An infinite variety of excellent soaps may be made of fish, which may be stewed down for them in precisely the same manner as meat, and with the same addition of vegetables and herbs. When the skin is coarse or rank it should be carefully stripped off before the fish is used; and any oily particles which may float on the surface should be entirely removed from it.
In France, Jersey, Cornwall, and many other localities, the conger eel, divested of its skin, is sliced up into thick cutlets and made into soup, which we are assured by English families who have it often served at their tables, is extremely good. A half-grown fish is best for the purpose. After the soup has been strained and allowed to settle, it must be heated afresh, and rice and minced parsley may be added to it as for the turkey soup; or it may be thickened with rice-flour only, or served clear. Curried fish-soups, too, are much to be recommended.
When broth or stock has been made as above with conger eel, common eels, whitings, haddocks, codlings, fresh water fish, or any common kind, which may be at hand, flakes of cold salmon, cod fish, John Dories, or scallops of cold soles, plaice,* &c., may be heated and served in it; and the remains of crabs or lobsters mingled with them. The large oysters sold at so cheap a rate upon the coast, and which are not much esteemed for eating raw, serve admirably for imparting flavour to soup, and the softer portions of them may be served in it after a few minutes of gentle simmering. Anchovy or any other store fish-sauce may be added with good effect to many of these pottages if used with moderation. Prawns and shrimps likewise would generally be considered an improvement to them.

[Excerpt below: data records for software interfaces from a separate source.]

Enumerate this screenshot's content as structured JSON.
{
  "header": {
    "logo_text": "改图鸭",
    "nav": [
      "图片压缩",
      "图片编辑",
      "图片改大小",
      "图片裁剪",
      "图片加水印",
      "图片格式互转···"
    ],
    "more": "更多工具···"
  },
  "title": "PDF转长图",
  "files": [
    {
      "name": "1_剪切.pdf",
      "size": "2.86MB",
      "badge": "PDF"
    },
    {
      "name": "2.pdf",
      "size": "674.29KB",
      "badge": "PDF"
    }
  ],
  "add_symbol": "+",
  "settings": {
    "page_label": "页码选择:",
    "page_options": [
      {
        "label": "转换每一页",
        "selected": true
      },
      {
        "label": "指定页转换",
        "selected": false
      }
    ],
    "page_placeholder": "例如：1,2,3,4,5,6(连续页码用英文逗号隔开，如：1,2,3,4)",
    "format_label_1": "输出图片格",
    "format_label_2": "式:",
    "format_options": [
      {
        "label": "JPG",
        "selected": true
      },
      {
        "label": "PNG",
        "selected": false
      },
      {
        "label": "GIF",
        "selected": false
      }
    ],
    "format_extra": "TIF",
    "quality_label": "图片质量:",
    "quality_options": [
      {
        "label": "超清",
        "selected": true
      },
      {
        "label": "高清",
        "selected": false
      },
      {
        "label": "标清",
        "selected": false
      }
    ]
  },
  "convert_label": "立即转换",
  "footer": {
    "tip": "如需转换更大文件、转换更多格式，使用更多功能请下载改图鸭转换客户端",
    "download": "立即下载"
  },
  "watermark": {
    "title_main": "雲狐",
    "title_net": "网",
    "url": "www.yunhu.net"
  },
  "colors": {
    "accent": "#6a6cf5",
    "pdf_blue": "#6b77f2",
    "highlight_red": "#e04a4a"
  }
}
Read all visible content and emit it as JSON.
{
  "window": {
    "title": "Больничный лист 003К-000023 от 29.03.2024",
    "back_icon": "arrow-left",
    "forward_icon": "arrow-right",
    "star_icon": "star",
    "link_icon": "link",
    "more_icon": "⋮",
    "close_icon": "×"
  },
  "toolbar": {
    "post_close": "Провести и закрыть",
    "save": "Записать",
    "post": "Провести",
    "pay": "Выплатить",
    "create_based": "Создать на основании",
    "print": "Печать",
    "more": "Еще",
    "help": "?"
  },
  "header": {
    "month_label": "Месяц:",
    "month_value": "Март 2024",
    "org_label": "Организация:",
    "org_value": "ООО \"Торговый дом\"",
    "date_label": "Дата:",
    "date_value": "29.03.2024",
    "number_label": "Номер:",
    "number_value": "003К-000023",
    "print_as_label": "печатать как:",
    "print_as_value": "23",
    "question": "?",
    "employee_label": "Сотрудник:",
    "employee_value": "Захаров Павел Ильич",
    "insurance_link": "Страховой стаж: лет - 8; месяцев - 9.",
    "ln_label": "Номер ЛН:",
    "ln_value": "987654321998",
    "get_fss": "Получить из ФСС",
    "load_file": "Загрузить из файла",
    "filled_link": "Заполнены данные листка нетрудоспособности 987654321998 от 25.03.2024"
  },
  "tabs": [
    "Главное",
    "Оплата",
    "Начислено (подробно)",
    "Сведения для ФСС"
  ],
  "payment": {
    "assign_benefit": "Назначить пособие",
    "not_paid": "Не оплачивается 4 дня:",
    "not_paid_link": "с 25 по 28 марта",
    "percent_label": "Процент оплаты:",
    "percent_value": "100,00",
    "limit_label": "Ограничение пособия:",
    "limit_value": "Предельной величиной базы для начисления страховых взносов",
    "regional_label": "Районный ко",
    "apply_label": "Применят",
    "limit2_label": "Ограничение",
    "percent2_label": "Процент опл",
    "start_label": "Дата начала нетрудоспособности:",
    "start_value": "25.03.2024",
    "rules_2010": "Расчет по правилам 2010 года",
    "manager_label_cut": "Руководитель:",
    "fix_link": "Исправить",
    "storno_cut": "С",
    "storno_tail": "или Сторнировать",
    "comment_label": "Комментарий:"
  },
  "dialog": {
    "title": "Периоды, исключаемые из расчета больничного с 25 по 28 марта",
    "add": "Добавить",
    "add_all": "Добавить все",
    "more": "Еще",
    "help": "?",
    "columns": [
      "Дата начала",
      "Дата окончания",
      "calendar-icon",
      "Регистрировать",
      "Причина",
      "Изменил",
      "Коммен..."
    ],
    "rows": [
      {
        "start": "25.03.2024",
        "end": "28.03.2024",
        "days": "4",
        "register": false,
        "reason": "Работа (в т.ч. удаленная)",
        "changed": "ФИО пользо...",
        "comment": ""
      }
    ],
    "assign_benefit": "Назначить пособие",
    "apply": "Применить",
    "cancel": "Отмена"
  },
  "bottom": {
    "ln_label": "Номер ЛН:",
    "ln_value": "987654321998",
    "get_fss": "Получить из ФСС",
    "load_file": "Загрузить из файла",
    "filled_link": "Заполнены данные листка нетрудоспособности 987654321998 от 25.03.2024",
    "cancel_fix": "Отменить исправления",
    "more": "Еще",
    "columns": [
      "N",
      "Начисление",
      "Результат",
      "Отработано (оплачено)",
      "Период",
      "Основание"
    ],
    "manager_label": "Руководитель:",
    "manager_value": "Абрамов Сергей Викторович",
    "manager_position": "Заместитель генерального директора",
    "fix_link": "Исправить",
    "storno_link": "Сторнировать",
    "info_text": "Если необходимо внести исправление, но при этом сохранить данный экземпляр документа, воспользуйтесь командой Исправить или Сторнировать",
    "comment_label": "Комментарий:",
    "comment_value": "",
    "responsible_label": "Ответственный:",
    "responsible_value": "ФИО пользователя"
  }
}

For more savoury preparations, fry the fish and vegetables, lay them into the soup-pot, and add boiling, instead of cold water to them.
* Cold vegatables, cut up small, may be added with these at pleasure.